Nick Clegg 'not capable of Labour coalition'
Nick Clegg holds the Labour Party in such "contempt" he is not "capable" of forming a coalition with it, a Labour frontbencher has claimed.
Shadow Commons leader Angela Eagle said Labour was aiming for a majority of its own at next year's election.
But if it did have to form a deal with the Lib Dems she did not think Mr Clegg would be able to - or would want to.
She said the Lib Dem leader was not trusted by those at the top of the Labour Party.
"I've been in deputy prime minister's questions a lot. Nick Clegg does not like the Labour Party," Ms Eagle told a fringe meeting at Labour's annual conference in Manchester.
"He spits his contempt for the Labour Party out at every angle. Every word he says in the Commons drips with that kind of thing and I wonder whether he, personally, would be capable, or even would want to, have a Lib Lab pact."
She told the Fabian Society meeting there were areas where the two parties could agree, such as constitutional change and devolution, "particularly in light of David Cameron's extremely partisan and petty behaviour in the aftermath of the Scottish referendum".
But she suggested there was too ill feeling between those at the top of Labour and Mr Clegg and his team to make a coalition feasible.
"There is a lack of personal trust with some of the people who have gone into government with the Tories," Ms Eagle said.
She stressed that it was an academic debate as the Labour Party was aiming for an overall majority at next year's general election.
"There will be no pre-election pact. You can't stop individuals talking about a pact, but there will be no pre-election pact. We are going for a Labour majority."
She also poured cold water on suggestions of a deal with the Green Party, telling the meeting that its one MP, Caroline Lucas, who represents Brighton Pavilion, "spends all of her time in Brighton slagging the Labour Party off because she knows that if she loses her seat, she will lose it to the Labour Party".
Ms Eagle added: "We don't want to get into some kind of sado-masochistic relationship with Caroline Lucas. We want to take Brighton back and that is what we are trying to do."
Senior Lib Dems turned down invitations to speak at the Fabian Society meeting about the possibility of a Lib/Lab pact after the next election, leaving the party's case to be made by Kath Pinnock, the former leader of Kirklees Council, who is shortly to join the House of Lords.

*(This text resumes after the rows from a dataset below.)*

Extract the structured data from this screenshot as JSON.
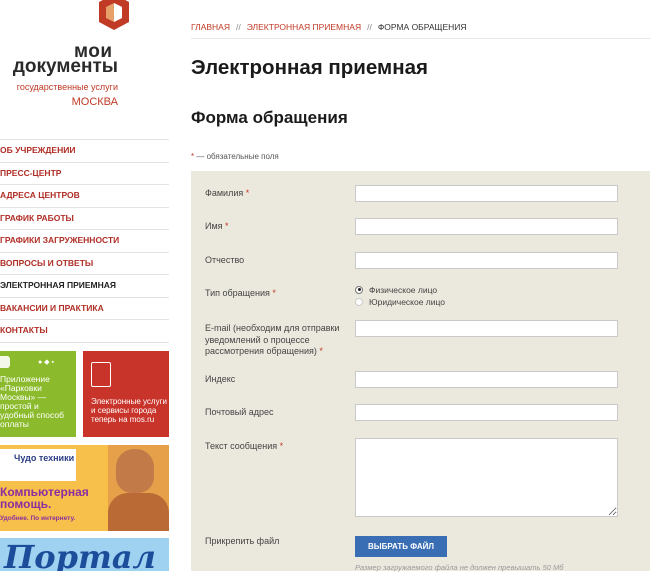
{
  "logo": {
    "line1": "мои",
    "line2": "документы",
    "line3": "государственные услуги",
    "line4": "МОСКВА"
  },
  "menu": [
    {
      "label": "ОБ УЧРЕЖДЕНИИ",
      "active": false
    },
    {
      "label": "ПРЕСС-ЦЕНТР",
      "active": false
    },
    {
      "label": "АДРЕСА ЦЕНТРОВ",
      "active": false
    },
    {
      "label": "ГРАФИК РАБОТЫ",
      "active": false
    },
    {
      "label": "ГРАФИКИ ЗАГРУЖЕННОСТИ",
      "active": false
    },
    {
      "label": "ВОПРОСЫ И ОТВЕТЫ",
      "active": false
    },
    {
      "label": "ЭЛЕКТРОННАЯ ПРИЕМНАЯ",
      "active": true
    },
    {
      "label": "ВАКАНСИИ И ПРАКТИКА",
      "active": false
    },
    {
      "label": "КОНТАКТЫ",
      "active": false
    }
  ],
  "banners": {
    "parking": {
      "text": "Приложение «Парковки Москвы» — простой и удобный способ оплаты"
    },
    "mos": {
      "text": "Электронные услуги и сервисы города теперь на mos.ru"
    },
    "tech": {
      "logo": "Чудо техники",
      "line1": "Компьютерная помощь.",
      "line2": "Удобнее. По интернету."
    },
    "portal": {
      "text": "Портал"
    }
  },
  "breadcrumb": {
    "home": "ГЛАВНАЯ",
    "parent": "ЭЛЕКТРОННАЯ ПРИЕМНАЯ",
    "current": "ФОРМА ОБРАЩЕНИЯ",
    "separator": "//"
  },
  "page_title": "Электронная приемная",
  "form_title": "Форма обращения",
  "required_note": {
    "star": "*",
    "text": " — обязательные поля"
  },
  "fields": {
    "surname": {
      "label": "Фамилия",
      "required": "*",
      "value": ""
    },
    "name": {
      "label": "Имя",
      "required": "*",
      "value": ""
    },
    "patronymic": {
      "label": "Отчество",
      "value": ""
    },
    "type": {
      "label": "Тип обращения",
      "required": "*",
      "options": [
        "Физическое лицо",
        "Юридическое лицо"
      ],
      "selected": "Физическое лицо"
    },
    "email": {
      "label": "E-mail (необходим для отправки уведомлений о процессе рассмотрения обращения)",
      "required": "*",
      "value": ""
    },
    "index": {
      "label": "Индекс",
      "value": ""
    },
    "address": {
      "label": "Почтовый адрес",
      "value": ""
    },
    "message": {
      "label": "Текст сообщения",
      "required": "*",
      "value": ""
    },
    "file": {
      "label": "Прикрепить файл",
      "button": "ВЫБРАТЬ ФАЙЛ",
      "note": "Размер загружаемого файла не должен превышать 50 Мб"
    }
  },
  "colors": {
    "accent": "#c03a26",
    "form_bg": "#ebe8de",
    "button": "#3a6eb4"
  }
}
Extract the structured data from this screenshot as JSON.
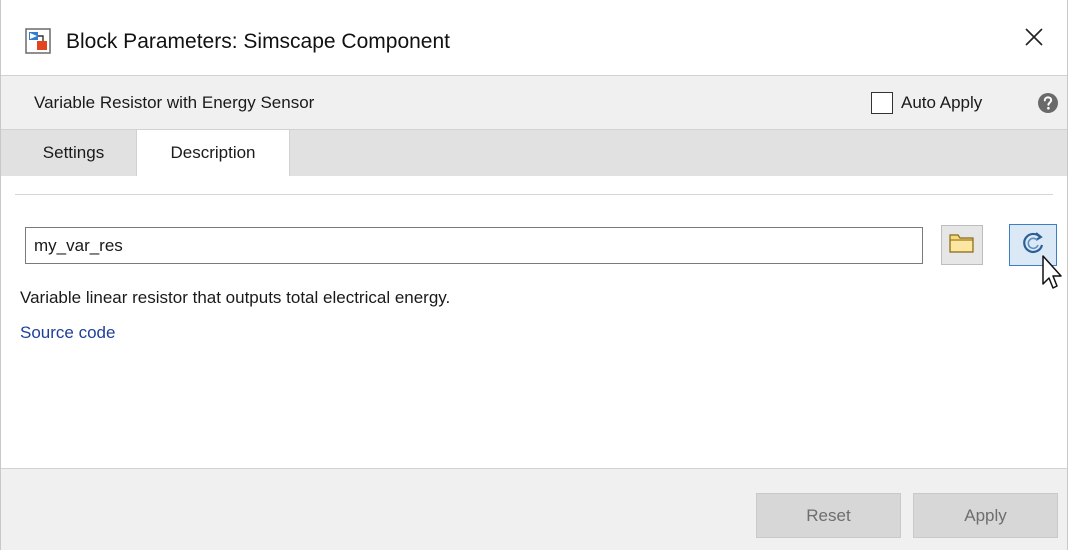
{
  "window": {
    "title": "Block Parameters: Simscape Component"
  },
  "header": {
    "block_name": "Variable Resistor with Energy Sensor",
    "auto_apply_label": "Auto Apply",
    "auto_apply_checked": false
  },
  "tabs": [
    {
      "label": "Settings",
      "active": false
    },
    {
      "label": "Description",
      "active": true
    }
  ],
  "description": {
    "component_name": "my_var_res",
    "text": "Variable linear resistor that outputs total electrical energy.",
    "source_link": "Source code"
  },
  "footer": {
    "reset_label": "Reset",
    "apply_label": "Apply"
  },
  "icons": {
    "app": "simulink-block-icon",
    "close": "close-icon",
    "help": "help-icon",
    "browse": "folder-icon",
    "refresh": "refresh-icon",
    "cursor": "mouse-pointer-icon"
  },
  "colors": {
    "link": "#1f3f9b",
    "refresh_border": "#3c7fc4",
    "refresh_fill": "#dbe9f7",
    "panel_bg": "#f0f0f0",
    "disabled_text": "#6e6e6e"
  }
}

She defended "pluralist" politics in the face of strong criticism of her party from Labour MP Emily Thornberry, who accused Lib Dems of being "nasty" and dishonest in their campaigning tactics and lacking in principles.